Myanmar troops mobilised in Rakhine
Mobilising thousands of troops in northern Rakhine has created fears of a fresh crackdown and subsequent Rohingya influx like the one that forced around 750,000 members of the ethnic group to flee to Bangladesh.
Analysts think deploying troops near the Bangladesh-Myanmar border also could be Myanmar's tactic of provoking Bangladesh and distracting the global attention from the Rohingya crisis that has not been addressed yet even more than three years after the influx.
"One of the purposes of gathering troops in the Rohingya villages could be driving them out at a time when the world faces a global pandemic and other tensions over Indo-China border dispute and US elections," said Brig Gen (retd) Shahedul Anam Khan.
Another purpose could be provoking Bangladesh, he told this correspondent yesterday, a day after Bangladesh's Ministry of Foreign Affairs Director General (Myanmar) summoned Myanmar Ambassador to Bangladesh, Aung Kyaw Moe, to express concern over the suspicious movements of Myanmar soldiers along the border since last Friday.
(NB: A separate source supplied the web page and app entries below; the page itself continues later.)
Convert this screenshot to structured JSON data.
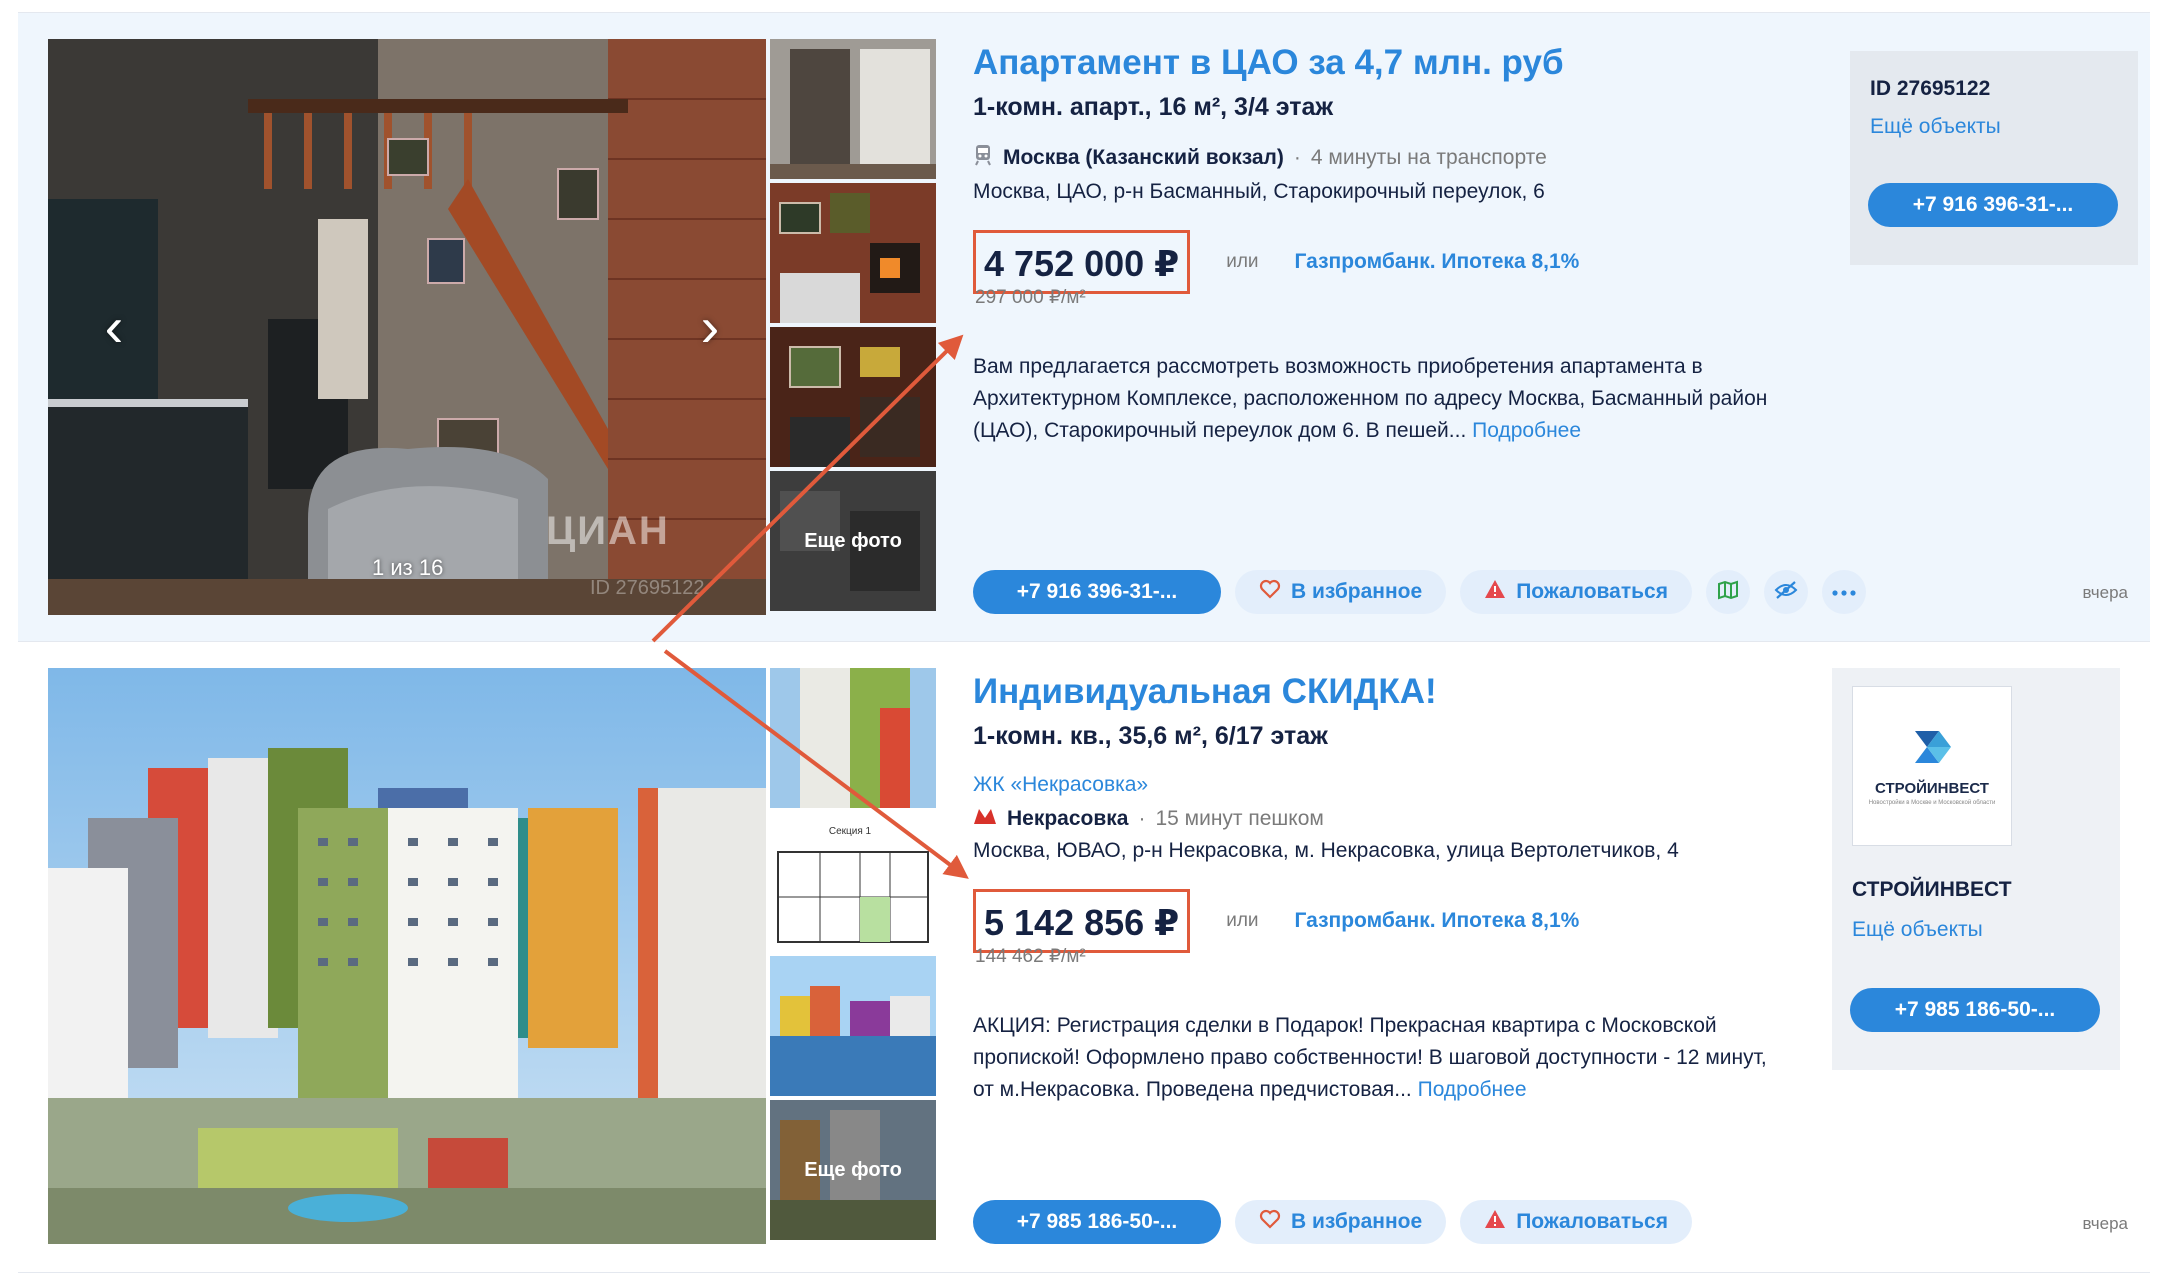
{
  "listings": [
    {
      "title": "Апартамент в ЦАО за 4,7 млн. руб",
      "subtitle": "1-комн. апарт., 16 м², 3/4 этаж",
      "station": "Москва (Казанский вокзал)",
      "station_sep": "·",
      "station_time": "4 минуты на транспорте",
      "address": "Москва, ЦАО, р-н Басманный, Старокирочный переулок, 6",
      "price": "4 752 000 ₽",
      "or": "или",
      "mortgage": "Газпромбанк. Ипотека 8,1%",
      "price_per_m2": "297 000 ₽/м²",
      "description": "Вам предлагается рассмотреть возможность приобретения апартамента в Архитектурном Комплексе, расположенном по адресу Москва, Басманный район (ЦАО), Старокирочный переулок дом 6. В пешей...",
      "more_link": "Подробнее",
      "photo_counter": "1 из 16",
      "more_photos": "Еще фото",
      "watermark": "ЦИАН",
      "watermark_id": "ID 27695122",
      "phone": "+7 916 396-31-...",
      "favorite": "В избранное",
      "complain": "Пожаловаться",
      "date": "вчера",
      "side": {
        "id": "ID 27695122",
        "more": "Ещё объекты",
        "phone": "+7 916 396-31-..."
      }
    },
    {
      "title": "Индивидуальная СКИДКА!",
      "subtitle": "1-комн. кв., 35,6 м², 6/17 этаж",
      "jk": "ЖК «Некрасовка»",
      "station": "Некрасовка",
      "station_sep": "·",
      "station_time": "15 минут пешком",
      "address": "Москва, ЮВАО, р-н Некрасовка, м. Некрасовка, улица Вертолетчиков, 4",
      "price": "5 142 856 ₽",
      "or": "или",
      "mortgage": "Газпромбанк. Ипотека 8,1%",
      "price_per_m2": "144 462 ₽/м²",
      "description": "АКЦИЯ: Регистрация сделки в Подарок! Прекрасная квартира с Московской пропиской! Оформлено право собственности! В шаговой доступности - 12 минут, от м.Некрасовка. Проведена предчистовая...",
      "more_link": "Подробнее",
      "more_photos": "Еще фото",
      "plan_label": "Секция 1",
      "phone": "+7 985 186-50-...",
      "favorite": "В избранное",
      "complain": "Пожаловаться",
      "date": "вчера",
      "side": {
        "logo_text": "СТРОЙИНВЕСТ",
        "logo_tagline": "Новостройки в Москве и Московской области",
        "developer": "СТРОЙИНВЕСТ",
        "more": "Ещё объекты",
        "phone": "+7 985 186-50-..."
      }
    }
  ],
  "colors": {
    "accent": "#2b87db",
    "highlight": "#e05a3b",
    "card1_bg": "#eff6fd",
    "text": "#152242"
  }
}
Myanmar troops were moved to northern Maungdaw's Rohingya-dominated villages in boats via the Naf river that divides Bangladesh and Myanmar, said an official concerned.
The foreign ministry asked Moe to take effective actions to avoid any misunderstandings between the two countries. The diplomat assured the ministry of communicating the matter to the Myanmar authorities, he said.
"We have our fishermen fishing in the Naf river. There may be unexpected incidents because Myanmar had no announcement on the movement of troops," said an official, adding that such movement along the border is a matter of concern for any country.
According to Kaladan Press, a Rohingya news agency, about 1,000 Myanmar troops arrived by boat in northern Maungdaw early morning of September 11.
Quoting a Rohingya boat driver, it said officials from Maungdaw had ordered 20 fishing boats from Maung Ni to travel down to Inn Din on the coast of southern Maungdaw, and stand by from September 8.
On September 10, four Burma Navy ships arrived off the coast of Inn Din, and the boat driver saw "thousands" of troops disembarking. That night, the boat drivers from Maung Ni were forced to transport the troops along the coast up to northern Maungdaw, carrying about 50 armed soldiers in each boat.
The troops disembarked at different locations along the Naf river, including Ngakhura, about 20km north of Maungdaw town; Maungdaw No.1 Jetty near Maungdaw town, and Kanyin Chaung.
"The arrival of so many Burma Army troops is creating fear among Rohingya residents of Maungdaw, who fear a repeat of the deadly "clearance operations" in 2017," reported Kaladan Press.
A Rohingya in Maungdaw said Burmese soldiers had already been in Rakhine in high numbers since 2017. Now the reinforcement of it with additional two to three thousand more is seriously worrying for the Rohingyas.
He said it was surprising why the troops used the waterways to reach to northern Rakhine when there were no problems with roads.
Security analyst Shahedul Anam said such troop mobilisation in Rakhine is happening at a time when it is failing to comply with the International Court of Justice order of preventing genocidal acts. Instead, the escalation of conflicts between Myanmar military and the Arakan Army (a Myanmar separatist group) in recent months left hundreds of ethnic Rakhine and dozens of Rohingya civilians killed, he said.
Meanwhile, two soldiers who deserted the military in Rakhine also confessed in a film of their involvement in mass killings of Rohingyas upon orders from the high command, a fact that could be significant in the investigation by the International Criminal Court.
Shahedul Anam said it is possible that the military would conduct operations in Rakhine to fuel the nationalistic behaviour of the Burmese ahead of the national polls on November 8.
Munshi Faiz Ahmad, former chairman of Bangladesh Institute of International and Strategic Studies, said Myanmar had wanted to drive out all the Rohingyas from Myanmar. Now that all are busy tackling the coronavirus pandemic and are drawn by other regional or global tensions. It is not unlikely Myanmar military wants to drive out the rest six lakh Rohingyas to Bangladesh, he said.
Fighting the Arakan Army can also be used just as a pretext by Myanmar to actually conduct anti-Rohingya operations, he said.
Both the experts said Myanmar tried to provoke Bangladesh repeatedly by mobilising military along the border and by violating Bangladesh's air space, but Bangladesh has always dealt it with keeping heads cool.
"This time too, Dhaka should not do anything so that Myanmar can put blame on us. Rather, we should reach out to the international community and continue keeping the focus on addressing the Rohingya crisis," said Faiz, also a former ambassador.